Vanier Cheetahs ride hard work to the top
Published Sunday, November 4, 2012 7:01PM EST
Last Updated Sunday, November 4, 2012 7:04PM EST
MONTREAL - The Vanier College Cheetahs are proving that diversity can be a great thing on a team, as players from all different backgrounds have combined to form a powerhouse that might duplicate its 2010 National Championship.
The coach says that they all share one quality: an appetite for hard work.
“We have a magic formula. I hesitate to share it with everyone," said Coach Andrew Hertzog. “It is a two-word magic formula. It's called hard work. That's all it is. I'll tell kids when I recruit them, 'if you think there is a magic wand, there isn't. I don't know any short cuts. All I know is hard work.'”

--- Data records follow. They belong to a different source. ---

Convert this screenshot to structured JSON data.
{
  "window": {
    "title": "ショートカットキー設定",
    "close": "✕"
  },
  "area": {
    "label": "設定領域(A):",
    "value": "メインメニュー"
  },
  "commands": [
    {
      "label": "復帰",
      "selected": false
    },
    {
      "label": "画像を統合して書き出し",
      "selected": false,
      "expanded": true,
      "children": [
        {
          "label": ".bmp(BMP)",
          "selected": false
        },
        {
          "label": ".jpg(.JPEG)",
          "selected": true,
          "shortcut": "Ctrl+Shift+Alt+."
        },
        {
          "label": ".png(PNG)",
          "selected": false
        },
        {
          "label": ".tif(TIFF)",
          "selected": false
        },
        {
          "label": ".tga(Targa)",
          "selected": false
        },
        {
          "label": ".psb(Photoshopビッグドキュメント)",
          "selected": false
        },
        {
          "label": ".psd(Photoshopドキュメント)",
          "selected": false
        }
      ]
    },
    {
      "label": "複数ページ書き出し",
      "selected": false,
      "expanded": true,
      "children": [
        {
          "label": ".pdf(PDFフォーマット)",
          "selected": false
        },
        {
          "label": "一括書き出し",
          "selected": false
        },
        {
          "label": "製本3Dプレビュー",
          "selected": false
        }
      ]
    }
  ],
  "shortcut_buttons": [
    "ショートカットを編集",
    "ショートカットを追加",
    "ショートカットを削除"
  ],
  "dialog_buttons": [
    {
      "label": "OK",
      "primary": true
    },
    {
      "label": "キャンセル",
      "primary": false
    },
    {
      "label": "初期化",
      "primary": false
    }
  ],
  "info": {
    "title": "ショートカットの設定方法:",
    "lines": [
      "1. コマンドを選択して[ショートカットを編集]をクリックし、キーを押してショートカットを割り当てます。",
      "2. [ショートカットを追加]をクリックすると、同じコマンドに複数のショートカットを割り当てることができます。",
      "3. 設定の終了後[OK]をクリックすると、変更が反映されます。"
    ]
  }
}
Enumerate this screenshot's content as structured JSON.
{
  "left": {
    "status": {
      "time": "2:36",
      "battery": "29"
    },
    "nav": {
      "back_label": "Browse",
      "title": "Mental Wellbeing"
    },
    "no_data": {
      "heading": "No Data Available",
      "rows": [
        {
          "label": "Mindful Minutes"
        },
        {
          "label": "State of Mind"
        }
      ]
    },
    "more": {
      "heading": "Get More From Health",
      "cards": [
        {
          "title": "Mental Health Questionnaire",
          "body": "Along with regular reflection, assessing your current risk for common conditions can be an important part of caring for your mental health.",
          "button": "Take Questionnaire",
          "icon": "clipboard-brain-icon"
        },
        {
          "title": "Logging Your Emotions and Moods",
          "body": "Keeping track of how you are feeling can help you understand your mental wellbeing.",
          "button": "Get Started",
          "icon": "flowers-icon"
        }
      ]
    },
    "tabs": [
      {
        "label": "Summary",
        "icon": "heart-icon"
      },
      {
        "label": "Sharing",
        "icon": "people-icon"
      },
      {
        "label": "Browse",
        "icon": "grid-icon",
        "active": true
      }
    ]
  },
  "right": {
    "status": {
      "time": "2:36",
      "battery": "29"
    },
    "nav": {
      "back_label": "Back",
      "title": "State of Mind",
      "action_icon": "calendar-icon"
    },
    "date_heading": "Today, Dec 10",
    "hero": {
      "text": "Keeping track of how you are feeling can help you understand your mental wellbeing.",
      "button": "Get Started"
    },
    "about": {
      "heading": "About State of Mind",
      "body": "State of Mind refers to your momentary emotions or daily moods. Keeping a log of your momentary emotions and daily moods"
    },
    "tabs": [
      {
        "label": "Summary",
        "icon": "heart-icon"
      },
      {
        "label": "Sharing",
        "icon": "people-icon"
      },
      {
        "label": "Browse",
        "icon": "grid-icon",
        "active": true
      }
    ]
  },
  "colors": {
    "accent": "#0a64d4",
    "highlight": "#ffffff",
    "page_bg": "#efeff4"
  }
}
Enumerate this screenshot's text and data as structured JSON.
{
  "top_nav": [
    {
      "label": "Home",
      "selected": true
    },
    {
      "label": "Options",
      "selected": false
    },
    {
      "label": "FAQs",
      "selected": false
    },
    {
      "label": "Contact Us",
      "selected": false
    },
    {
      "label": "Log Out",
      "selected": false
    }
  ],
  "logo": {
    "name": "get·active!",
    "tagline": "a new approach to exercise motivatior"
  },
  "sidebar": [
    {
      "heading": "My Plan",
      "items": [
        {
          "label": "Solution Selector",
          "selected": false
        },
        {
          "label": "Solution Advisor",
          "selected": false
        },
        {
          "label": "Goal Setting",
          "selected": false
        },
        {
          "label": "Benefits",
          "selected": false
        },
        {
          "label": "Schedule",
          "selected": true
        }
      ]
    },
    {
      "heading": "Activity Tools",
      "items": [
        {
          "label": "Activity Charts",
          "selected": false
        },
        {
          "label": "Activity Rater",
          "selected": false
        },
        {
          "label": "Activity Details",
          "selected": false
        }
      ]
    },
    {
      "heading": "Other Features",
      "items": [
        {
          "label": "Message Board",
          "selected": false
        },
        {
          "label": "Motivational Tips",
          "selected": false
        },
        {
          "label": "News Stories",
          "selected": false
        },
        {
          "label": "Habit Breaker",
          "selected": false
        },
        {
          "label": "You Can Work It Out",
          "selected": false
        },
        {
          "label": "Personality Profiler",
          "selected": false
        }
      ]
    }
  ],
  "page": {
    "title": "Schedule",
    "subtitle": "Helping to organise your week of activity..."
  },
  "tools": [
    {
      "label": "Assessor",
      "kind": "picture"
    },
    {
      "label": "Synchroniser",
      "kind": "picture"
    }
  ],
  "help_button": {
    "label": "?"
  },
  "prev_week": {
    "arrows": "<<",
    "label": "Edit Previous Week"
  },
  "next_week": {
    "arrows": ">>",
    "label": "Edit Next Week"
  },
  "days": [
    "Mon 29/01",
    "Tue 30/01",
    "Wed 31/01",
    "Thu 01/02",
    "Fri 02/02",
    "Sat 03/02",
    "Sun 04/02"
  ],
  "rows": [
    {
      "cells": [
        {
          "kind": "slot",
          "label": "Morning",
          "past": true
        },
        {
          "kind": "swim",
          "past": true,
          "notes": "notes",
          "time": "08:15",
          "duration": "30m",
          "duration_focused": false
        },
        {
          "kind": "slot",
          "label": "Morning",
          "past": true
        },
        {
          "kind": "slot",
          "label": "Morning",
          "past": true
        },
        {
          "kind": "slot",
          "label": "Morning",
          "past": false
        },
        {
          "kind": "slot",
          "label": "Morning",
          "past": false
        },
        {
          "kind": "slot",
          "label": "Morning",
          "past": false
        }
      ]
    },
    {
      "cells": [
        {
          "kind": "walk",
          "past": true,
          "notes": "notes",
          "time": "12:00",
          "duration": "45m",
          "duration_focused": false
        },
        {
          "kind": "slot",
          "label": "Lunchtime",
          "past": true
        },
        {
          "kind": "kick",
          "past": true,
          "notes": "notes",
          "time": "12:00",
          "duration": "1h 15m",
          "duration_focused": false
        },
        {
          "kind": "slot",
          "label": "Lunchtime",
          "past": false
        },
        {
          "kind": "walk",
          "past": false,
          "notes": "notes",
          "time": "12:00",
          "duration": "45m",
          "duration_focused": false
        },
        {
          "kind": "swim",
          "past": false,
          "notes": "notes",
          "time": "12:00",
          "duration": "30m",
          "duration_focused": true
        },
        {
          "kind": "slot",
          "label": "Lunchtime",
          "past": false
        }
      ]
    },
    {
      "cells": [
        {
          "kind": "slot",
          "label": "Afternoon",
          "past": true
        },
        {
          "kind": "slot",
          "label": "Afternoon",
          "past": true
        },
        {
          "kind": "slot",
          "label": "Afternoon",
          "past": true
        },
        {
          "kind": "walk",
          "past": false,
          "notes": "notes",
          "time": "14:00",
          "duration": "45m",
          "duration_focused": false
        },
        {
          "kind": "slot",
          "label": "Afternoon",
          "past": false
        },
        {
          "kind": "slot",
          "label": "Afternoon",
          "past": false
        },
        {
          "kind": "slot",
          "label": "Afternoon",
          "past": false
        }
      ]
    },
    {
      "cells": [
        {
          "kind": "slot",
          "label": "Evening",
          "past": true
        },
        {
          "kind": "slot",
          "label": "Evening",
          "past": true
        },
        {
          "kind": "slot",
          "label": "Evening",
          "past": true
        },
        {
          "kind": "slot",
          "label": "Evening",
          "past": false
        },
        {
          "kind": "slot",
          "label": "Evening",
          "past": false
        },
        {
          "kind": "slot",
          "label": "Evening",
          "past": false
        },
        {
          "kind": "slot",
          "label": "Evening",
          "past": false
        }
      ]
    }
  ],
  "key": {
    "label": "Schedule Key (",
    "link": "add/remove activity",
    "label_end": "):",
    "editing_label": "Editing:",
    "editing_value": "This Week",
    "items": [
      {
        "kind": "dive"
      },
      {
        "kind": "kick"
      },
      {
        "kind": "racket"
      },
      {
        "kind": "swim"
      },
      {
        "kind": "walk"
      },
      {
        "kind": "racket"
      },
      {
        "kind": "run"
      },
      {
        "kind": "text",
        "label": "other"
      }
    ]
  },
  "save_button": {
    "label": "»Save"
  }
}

One example of the Cheetah melting pot is found in two francophones from Three Rivers who believe strong English is going to help their career after basketball.
“I didn't choose an English school,” said Cheetah player John Daniel Mathieu. “I chose Vanier. I believe that to do better in the world, it is a plus for me in life.”
Another factor in Vanier College's success is players just want to be around success.
London, Ontario's Kyle Johnston discovered the Cheetahs while watching their national championship run.
“I decided to come because Vanier won the national championship but I also came for the education because I thought the CEGEP program could better prepare me for university,” said Johnston.
If the Cheetahs fight for a national championship this year, it will be on the back of Tevonn Walker who is being recruited by American universities.
“They've been calling me recently talking about taking business, there’s a lot of interest from the other side of the border. I like it. It's good,” said Walker.
Coach Hertzog eventually confessed that there might be an element other than hard work helping out the team.
“A big part of our success is we have a certain reputation. We get kids to the next level. The last few years we have gotten players even the ones sitting the end of the bench to the university level and most of them on scholarships,” said Hertzog.